My rave family taught me how to place myself in others shoes.
You can’t really know what a person has been through unless you’ve experienced it yourself. Sometimes it’s harder to imagine yourself in that situation and think about how would you react. I hear gossip once in a while about others and can’t imagine how they manage to put a smile on their face and pretend everything is okay; but sometimes that’s the only option. Stepping into the world of raving has helped me to understand why people can be so loving and how to see the world through their eyes. My rave family has allowed for me to experience their world and to follow their lead.
I’ve started putting myself into my parents shoes and imagined all of the sacrifices that they’ve done for me: endless car rides to friends houses, wanting to go home to rest but instead having to clean the house, and countless other moments that I’ve taken for granted. I definitely couldn’t imagine doing half of what they do for my sisters and I. Instead of getting irritated and angry when my parents ask for a favor while I’m doing something that I think is “important”, I try to remind myself that they probably have a lot more on their plate and that I should help them out.
My rave family taught me to love myself
Before my rave family, I was lost; went through relationships like tissue, fought with my parents about going out too much and spending their money, and spent my time with people I thought were my friends. Once it felt like I hit rock bottom, I began to lose all hope in myself. The only thing that was keeping me motivated was doing well in school and graduating a semester early. Once I met my rave family at a pre-EDC party and at EDC, everything slowly turned around. Over time, I developed close friendships with people who opened my eyes. They helped me understand that life isn’t always so simple and easy, that normally people aren’t who they appear to be, and I shouldn’t be afraid to be who I wanted to be. It takes only one person to believe in you to start really believing in yourself too. And that’s when I began to love myself.
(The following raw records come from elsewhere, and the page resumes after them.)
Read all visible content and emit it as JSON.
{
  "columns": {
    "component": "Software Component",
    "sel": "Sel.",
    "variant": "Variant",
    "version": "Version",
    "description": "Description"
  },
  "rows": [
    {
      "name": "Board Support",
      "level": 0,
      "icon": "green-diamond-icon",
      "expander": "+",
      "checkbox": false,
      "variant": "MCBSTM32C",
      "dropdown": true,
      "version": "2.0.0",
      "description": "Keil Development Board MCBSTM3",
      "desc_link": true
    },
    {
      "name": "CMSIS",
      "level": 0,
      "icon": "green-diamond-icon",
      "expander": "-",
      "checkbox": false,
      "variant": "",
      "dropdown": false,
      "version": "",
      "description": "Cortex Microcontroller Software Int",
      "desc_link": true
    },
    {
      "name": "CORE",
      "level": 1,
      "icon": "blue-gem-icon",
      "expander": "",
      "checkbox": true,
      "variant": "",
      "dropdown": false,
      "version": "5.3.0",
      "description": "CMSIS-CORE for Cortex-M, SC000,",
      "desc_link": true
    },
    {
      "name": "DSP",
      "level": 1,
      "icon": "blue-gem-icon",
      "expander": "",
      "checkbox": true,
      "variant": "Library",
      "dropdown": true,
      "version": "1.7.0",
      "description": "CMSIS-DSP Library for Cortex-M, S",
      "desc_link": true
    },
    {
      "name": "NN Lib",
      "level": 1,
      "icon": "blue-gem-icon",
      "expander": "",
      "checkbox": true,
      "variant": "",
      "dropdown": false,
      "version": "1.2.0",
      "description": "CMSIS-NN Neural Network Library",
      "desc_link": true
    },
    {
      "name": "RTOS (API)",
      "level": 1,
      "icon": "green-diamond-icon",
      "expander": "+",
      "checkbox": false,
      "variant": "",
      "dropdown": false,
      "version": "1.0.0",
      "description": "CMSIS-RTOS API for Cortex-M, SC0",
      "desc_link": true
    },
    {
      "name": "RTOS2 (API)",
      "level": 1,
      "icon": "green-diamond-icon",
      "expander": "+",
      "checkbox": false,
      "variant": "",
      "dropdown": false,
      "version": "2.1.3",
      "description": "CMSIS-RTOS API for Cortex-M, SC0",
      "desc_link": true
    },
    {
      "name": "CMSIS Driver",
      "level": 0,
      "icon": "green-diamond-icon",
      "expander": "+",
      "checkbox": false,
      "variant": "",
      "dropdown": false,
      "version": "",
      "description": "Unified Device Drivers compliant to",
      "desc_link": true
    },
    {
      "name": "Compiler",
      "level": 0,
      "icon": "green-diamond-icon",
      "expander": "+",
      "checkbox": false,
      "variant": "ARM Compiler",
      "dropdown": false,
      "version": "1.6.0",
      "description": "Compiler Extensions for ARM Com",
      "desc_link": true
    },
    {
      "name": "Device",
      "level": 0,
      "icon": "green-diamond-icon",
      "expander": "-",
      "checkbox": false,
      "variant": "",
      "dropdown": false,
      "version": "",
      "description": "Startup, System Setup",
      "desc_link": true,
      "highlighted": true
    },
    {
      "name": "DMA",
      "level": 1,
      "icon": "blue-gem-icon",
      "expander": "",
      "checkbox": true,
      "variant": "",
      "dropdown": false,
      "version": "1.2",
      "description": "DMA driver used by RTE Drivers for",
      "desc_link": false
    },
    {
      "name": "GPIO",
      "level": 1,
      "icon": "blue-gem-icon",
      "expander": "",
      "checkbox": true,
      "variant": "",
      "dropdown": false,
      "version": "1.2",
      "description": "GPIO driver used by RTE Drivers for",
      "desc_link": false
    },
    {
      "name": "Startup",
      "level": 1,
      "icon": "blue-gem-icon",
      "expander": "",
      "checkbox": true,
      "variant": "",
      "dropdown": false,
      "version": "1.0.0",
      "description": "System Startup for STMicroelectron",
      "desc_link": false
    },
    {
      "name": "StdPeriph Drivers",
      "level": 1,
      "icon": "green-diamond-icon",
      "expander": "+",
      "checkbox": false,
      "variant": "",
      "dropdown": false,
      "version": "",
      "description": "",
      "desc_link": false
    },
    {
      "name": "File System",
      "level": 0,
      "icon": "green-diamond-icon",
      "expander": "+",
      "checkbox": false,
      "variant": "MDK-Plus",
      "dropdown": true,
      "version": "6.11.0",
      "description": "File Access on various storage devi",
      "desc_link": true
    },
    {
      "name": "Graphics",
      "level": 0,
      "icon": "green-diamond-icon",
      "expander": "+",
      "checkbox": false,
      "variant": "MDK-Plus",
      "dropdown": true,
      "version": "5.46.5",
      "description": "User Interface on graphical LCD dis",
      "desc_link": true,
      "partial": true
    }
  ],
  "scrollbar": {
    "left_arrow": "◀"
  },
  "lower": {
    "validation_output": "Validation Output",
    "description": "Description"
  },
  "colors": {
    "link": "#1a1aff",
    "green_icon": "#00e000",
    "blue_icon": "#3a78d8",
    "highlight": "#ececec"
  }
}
Don’t get me wrong I know my family loves me, but now I realize that they show it in a different way. My rave family says, “I love you” and gives each other bear hugs, my biological family does chores around the house and tries to spend quality time together. We care about the wellbeing of one another and actions speak louder than words. It may seem like we don’t care about one another when we walk around one another in silence on some days, but that’s just how my rave family is too; we’re so comfortable with one another that the silence is okay.
You would think that after 22 (almost 23) years that I would know my family, but sometimes it takes time and patience to really understand the deeper relationship. We’ve had our share of disagreements, but I now know that at the end of the day, they still love me and I wouldn’t have gotten to this point without my rave family. Rave families will be there when you want to rage, but if you’ve chosen the right people, they become more than a rave family; they become the family you wish you had.
So mom, dad, sisters, uncles, aunts, grandma, grandpa, and everyone else who might be reading this, raving isn’t so bad. I wouldn’t be the person I am today if it wasn’t for my rave family.
Show your rave family some love this week
Living life like a breeze in the Bay Area, sharing the love to my fellow ravers